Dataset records
....

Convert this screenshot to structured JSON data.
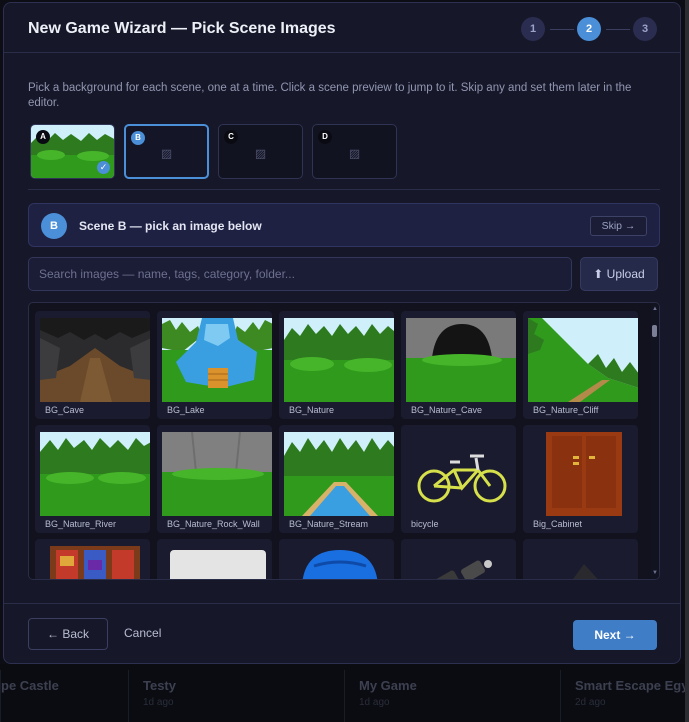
{
  "background": {
    "games": [
      {
        "title": "pe Castle",
        "sub": ""
      },
      {
        "title": "Testy",
        "sub": "1d ago"
      },
      {
        "title": "My Game",
        "sub": "1d ago"
      },
      {
        "title": "Smart Escape Egyp",
        "sub": "2d ago"
      }
    ]
  },
  "dialog": {
    "title": "New Game Wizard — Pick Scene Images",
    "steps": [
      "1",
      "2",
      "3"
    ],
    "active_step": 2,
    "intro": "Pick a background for each scene, one at a time. Click a scene preview to jump to it. Skip any and set them later in the editor.",
    "scenes": [
      {
        "letter": "A",
        "state": "done"
      },
      {
        "letter": "B",
        "state": "selected"
      },
      {
        "letter": "C",
        "state": "empty"
      },
      {
        "letter": "D",
        "state": "empty"
      }
    ],
    "current_scene": {
      "letter": "B",
      "label": "Scene B — pick an image below",
      "skip_label": "Skip →"
    },
    "search": {
      "placeholder": "Search images — name, tags, category, folder...",
      "value": ""
    },
    "upload_label": "⬆ Upload",
    "images": [
      {
        "name": "BG_Cave"
      },
      {
        "name": "BG_Lake"
      },
      {
        "name": "BG_Nature"
      },
      {
        "name": "BG_Nature_Cave"
      },
      {
        "name": "BG_Nature_Cliff"
      },
      {
        "name": "BG_Nature_River"
      },
      {
        "name": "BG_Nature_Rock_Wall"
      },
      {
        "name": "BG_Nature_Stream"
      },
      {
        "name": "bicycle"
      },
      {
        "name": "Big_Cabinet"
      },
      {
        "name": ""
      },
      {
        "name": ""
      },
      {
        "name": ""
      },
      {
        "name": ""
      },
      {
        "name": ""
      }
    ],
    "footer": {
      "back_label": "← Back",
      "cancel_label": "Cancel",
      "next_label": "Next →"
    },
    "colors": {
      "accent": "#4a8fd8",
      "modal_bg": "#161728",
      "grass": "#2f9a1c",
      "sky": "#cfeffb"
    }
  }
}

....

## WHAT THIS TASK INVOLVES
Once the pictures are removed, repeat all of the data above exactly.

## RESULT OF THIS TASK
Convert this screenshot to structured JSON data.
{
  "background": {
    "games": [
      {
        "title": "pe Castle",
        "sub": ""
      },
      {
        "title": "Testy",
        "sub": "1d ago"
      },
      {
        "title": "My Game",
        "sub": "1d ago"
      },
      {
        "title": "Smart Escape Egyp",
        "sub": "2d ago"
      }
    ]
  },
  "dialog": {
    "title": "New Game Wizard — Pick Scene Images",
    "steps": [
      "1",
      "2",
      "3"
    ],
    "active_step": 2,
    "intro": "Pick a background for each scene, one at a time. Click a scene preview to jump to it. Skip any and set them later in the editor.",
    "scenes": [
      {
        "letter": "A",
        "state": "done"
      },
      {
        "letter": "B",
        "state": "selected"
      },
      {
        "letter": "C",
        "state": "empty"
      },
      {
        "letter": "D",
        "state": "empty"
      }
    ],
    "current_scene": {
      "letter": "B",
      "label": "Scene B — pick an image below",
      "skip_label": "Skip →"
    },
    "search": {
      "placeholder": "Search images — name, tags, category, folder...",
      "value": ""
    },
    "upload_label": "⬆ Upload",
    "images": [
      {
        "name": "BG_Cave"
      },
      {
        "name": "BG_Lake"
      },
      {
        "name": "BG_Nature"
      },
      {
        "name": "BG_Nature_Cave"
      },
      {
        "name": "BG_Nature_Cliff"
      },
      {
        "name": "BG_Nature_River"
      },
      {
        "name": "BG_Nature_Rock_Wall"
      },
      {
        "name": "BG_Nature_Stream"
      },
      {
        "name": "bicycle"
      },
      {
        "name": "Big_Cabinet"
      },
      {
        "name": ""
      },
      {
        "name": ""
      },
      {
        "name": ""
      },
      {
        "name": ""
      },
      {
        "name": ""
      }
    ],
    "footer": {
      "back_label": "← Back",
      "cancel_label": "Cancel",
      "next_label": "Next →"
    },
    "colors": {
      "accent": "#4a8fd8",
      "modal_bg": "#161728",
      "grass": "#2f9a1c",
      "sky": "#cfeffb"
    }
  }
}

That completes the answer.